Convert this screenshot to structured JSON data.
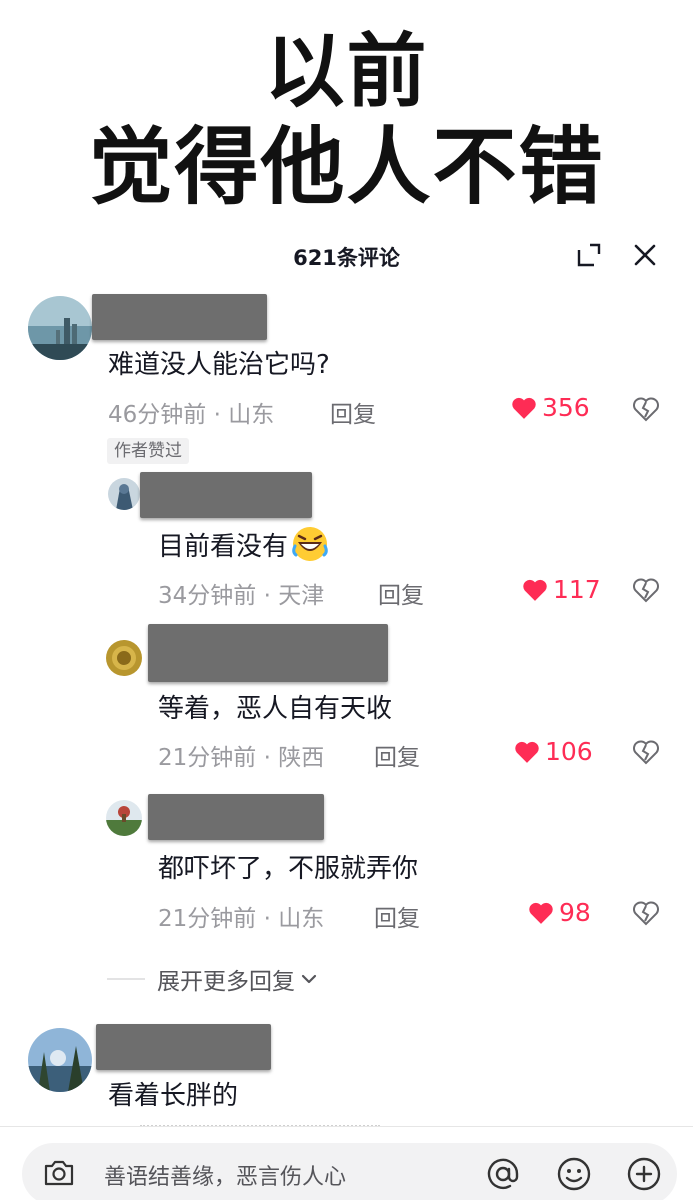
{
  "headline": {
    "line1": "以前",
    "line2": "觉得他人不错"
  },
  "sheet": {
    "title": "621条评论"
  },
  "comments": [
    {
      "text": "难道没人能治它吗?",
      "time": "46分钟前",
      "location": "山东",
      "reply": "回复",
      "likes": "356",
      "badge": "作者赞过"
    },
    {
      "text": "看着长胖的"
    }
  ],
  "replies": [
    {
      "text": "目前看没有",
      "emoji": "rolling-on-floor-laughing-emoji",
      "time": "34分钟前",
      "location": "天津",
      "reply": "回复",
      "likes": "117"
    },
    {
      "text": "等着，恶人自有天收",
      "time": "21分钟前",
      "location": "陕西",
      "reply": "回复",
      "likes": "106"
    },
    {
      "text": "都吓坏了，不服就弄你",
      "time": "21分钟前",
      "location": "山东",
      "reply": "回复",
      "likes": "98"
    }
  ],
  "expand_more": {
    "label": "展开更多回复"
  },
  "input_bar": {
    "placeholder": "善语结善缘，恶言伤人心"
  },
  "separator": " · ",
  "colors": {
    "like_red": "#fe2c55",
    "name_redaction": "#6e6e6e",
    "text": "#161823",
    "meta": "#9a9a9f"
  }
}
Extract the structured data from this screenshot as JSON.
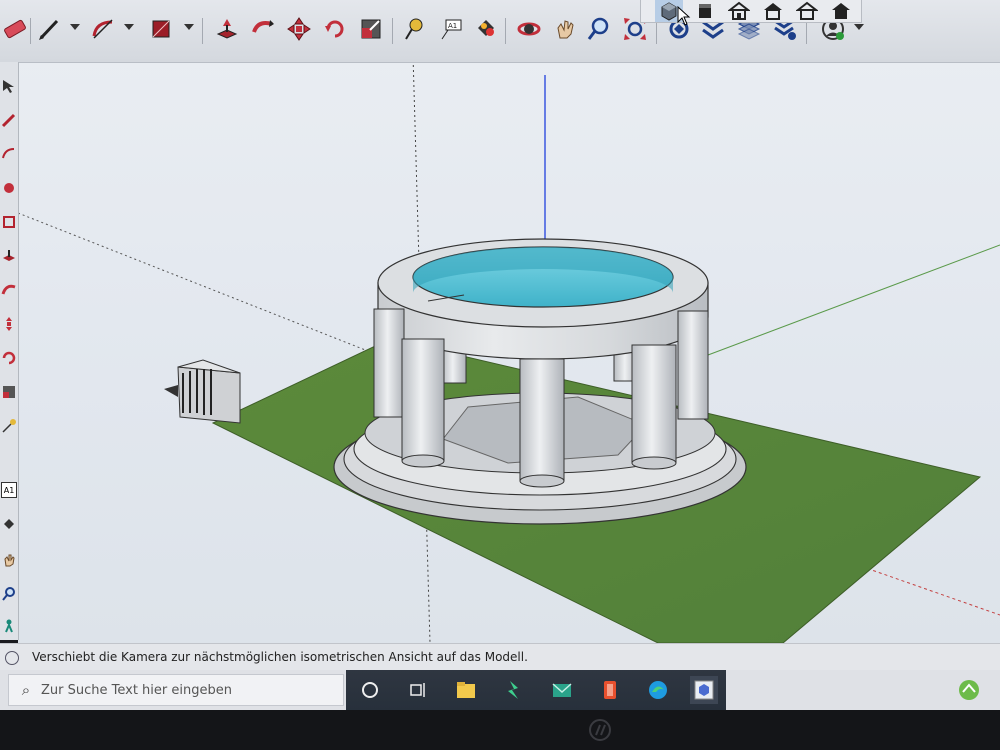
{
  "statusbar": {
    "message": "Verschiebt die Kamera zur nächstmöglichen isometrischen Ansicht auf das Modell."
  },
  "taskbar": {
    "search_placeholder": "Zur Suche Text hier eingeben",
    "apps": [
      "cortana-icon",
      "task-view-icon",
      "file-explorer-icon",
      "winscp-icon",
      "mail-icon",
      "office-icon",
      "edge-icon",
      "sketchup-icon"
    ]
  },
  "toolbar": {
    "tools": [
      "eraser-icon",
      "pencil-icon",
      "arc-icon",
      "rectangle-icon",
      "push-pull-icon",
      "follow-me-icon",
      "move-icon",
      "rotate-icon",
      "scale-icon",
      "tape-measure-icon",
      "text-icon",
      "paint-bucket-icon",
      "orbit-icon",
      "pan-icon",
      "zoom-icon",
      "zoom-extents-icon",
      "section-icon",
      "x-ray-icon",
      "layers-icon",
      "styles-icon",
      "account-icon"
    ],
    "views": [
      "iso-view-icon",
      "top-view-icon",
      "front-view-icon",
      "right-view-icon",
      "back-view-icon",
      "left-view-icon"
    ]
  },
  "left_toolbar": {
    "text_tool_label": "A1"
  },
  "colors": {
    "ground": "#5f8a3c",
    "stone": "#dadcde",
    "water": "#5fc6d8",
    "sky": "#e6eaf0",
    "axis_blue": "#3b57e0",
    "axis_green": "#5a9a4a",
    "axis_red": "#c44040"
  }
}
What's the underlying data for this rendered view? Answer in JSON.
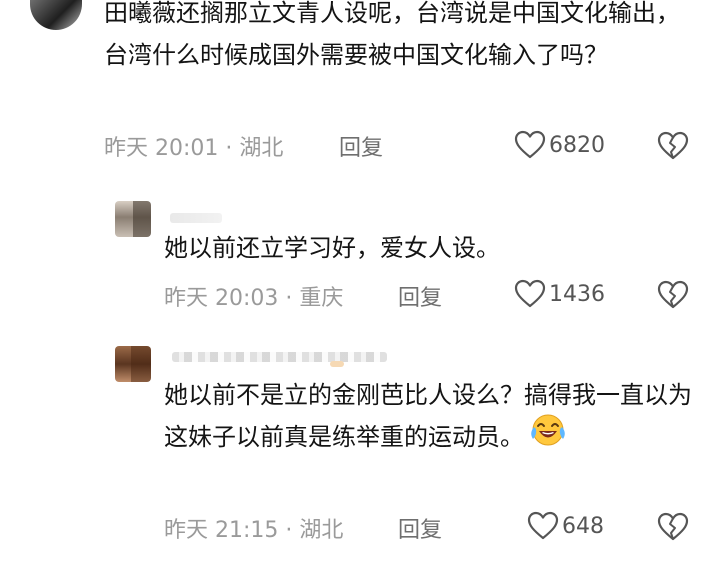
{
  "main_comment": {
    "text": "田曦薇还搁那立文青人设呢，台湾说是中国文化输出，台湾什么时候成国外需要被中国文化输入了吗？",
    "time": "昨天 20:01",
    "separator": "·",
    "location": "湖北",
    "reply_label": "回复",
    "likes": "6820",
    "like_icon": "heart-outline-icon",
    "dislike_icon": "broken-heart-icon"
  },
  "replies": [
    {
      "text": "她以前还立学习好，爱女人设。",
      "time": "昨天 20:03",
      "separator": "·",
      "location": "重庆",
      "reply_label": "回复",
      "likes": "1436"
    },
    {
      "text": "她以前不是立的金刚芭比人设么？搞得我一直以为这妹子以前真是练举重的运动员。",
      "emoji": "laughing-crying-emoji",
      "time": "昨天 21:15",
      "separator": "·",
      "location": "湖北",
      "reply_label": "回复",
      "likes": "648"
    }
  ],
  "colors": {
    "text": "#141414",
    "meta": "#9a9a9a",
    "icon": "#555555",
    "emoji_face": "#ffc83d"
  }
}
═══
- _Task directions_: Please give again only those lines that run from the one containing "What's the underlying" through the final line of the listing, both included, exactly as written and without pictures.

- _Answer to the exercise_:
What's the underlying data for this rendered view? Answer in JSON.
{
  "main_comment": {
    "text": "田曦薇还搁那立文青人设呢，台湾说是中国文化输出，台湾什么时候成国外需要被中国文化输入了吗？",
    "time": "昨天 20:01",
    "separator": "·",
    "location": "湖北",
    "reply_label": "回复",
    "likes": "6820",
    "like_icon": "heart-outline-icon",
    "dislike_icon": "broken-heart-icon"
  },
  "replies": [
    {
      "text": "她以前还立学习好，爱女人设。",
      "time": "昨天 20:03",
      "separator": "·",
      "location": "重庆",
      "reply_label": "回复",
      "likes": "1436"
    },
    {
      "text": "她以前不是立的金刚芭比人设么？搞得我一直以为这妹子以前真是练举重的运动员。",
      "emoji": "laughing-crying-emoji",
      "time": "昨天 21:15",
      "separator": "·",
      "location": "湖北",
      "reply_label": "回复",
      "likes": "648"
    }
  ],
  "colors": {
    "text": "#141414",
    "meta": "#9a9a9a",
    "icon": "#555555",
    "emoji_face": "#ffc83d"
  }
}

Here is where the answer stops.